Some children may take longer to engage in visual scanning and discrimination. We may need to reduce or conceal the amount of information on a worksheet and provide additional time for them to complete written assignments. The blank page at the beginning of a writing task may be anxiety-provoking – they may need additional scaffolding through numbered bullet points to sequence their ideas or writing frames and key word lists for structuring their response. We can also enable them to show their understanding of a concept through verbal questioning or multiple choice. Keep in mind that following the agenda of an adult can be hard for some of these children, since such agendas have been scary or disappointing in the past. We can help to build trust by incorporating some element of choice and control. For example, the child could choose which part of the task to complete first or which materials to use.

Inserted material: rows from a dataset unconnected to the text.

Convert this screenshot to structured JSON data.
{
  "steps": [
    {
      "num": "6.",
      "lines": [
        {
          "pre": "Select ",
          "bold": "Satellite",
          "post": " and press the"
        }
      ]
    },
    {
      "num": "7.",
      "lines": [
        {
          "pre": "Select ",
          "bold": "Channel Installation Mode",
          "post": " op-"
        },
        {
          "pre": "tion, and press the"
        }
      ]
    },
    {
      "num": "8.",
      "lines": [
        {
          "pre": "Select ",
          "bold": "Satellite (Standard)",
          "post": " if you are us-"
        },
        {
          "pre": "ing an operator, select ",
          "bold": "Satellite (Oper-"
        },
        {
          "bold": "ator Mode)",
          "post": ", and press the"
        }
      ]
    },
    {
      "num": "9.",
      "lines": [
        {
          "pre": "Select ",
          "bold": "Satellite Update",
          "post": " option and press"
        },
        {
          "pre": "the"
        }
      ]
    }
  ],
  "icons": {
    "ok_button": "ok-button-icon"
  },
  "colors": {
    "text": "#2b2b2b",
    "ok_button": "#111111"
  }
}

Nurturing and supportive relationships are the foundation of safety. You can refer to my previous blog posts on the care-giving formula of PACE. But we need to consider what kind of proximity is comfortable for the child. Some may be easily unsettled by too much help. They will benefit from tasks with minimal adult instruction or feedback which is given to a group of peers including the child. Others may find it very hard to tolerate separation from a member of staff. They will need explicit commentaries about their effort and reassurance about how long they are expected to work independently before re-engaging with the adult. Such reassurance may be communicated through visual timers, transitional objects or post-it note reminders of when you will be back to check on their progress.
We can also consider how to promote effective relationships with peers. Some children who have experienced trauma may feel safer engaging with a member of staff within the context of a group of friends. Others may find it hard to follow the lead of peers and negotiate in group activities. These children may require a clear and specific role to carry out, so that they can interact with peers in a consistent and predictable manner. Key adults working with the child will need to model pro-social behaviour and how to resolve conflicts with peers. Providing opportunities to talk about or indulge in the child’s personal strengths and interests can also foster positive and optimistic interactions.
As with so many of the factors outlined above, we can establish a sense of safety and security by providing experiences which may have been lacking or inadequate elsewhere.
Key References and/or Recommended Reading
· Geddes, H. (2006). Attachment in the Classroom: The links between children’s early experience, emotional well-being and performance in school. London: Worth Publishing Ltd.
· Delaney, M. (2010). What can I do with the kid who…: A teacher’s quick guide to dealing with disruptive pupils (and their parents). London: Worth Publishing Ltd.
· Ruby, F. (Ed) (2019). Beyond the Boxall Profile: Whole-Class Strategies. Helping children succeed emotionally, socially and academically within the mainstream classroom and other small settings. London: The Nurture Group Network Ltd.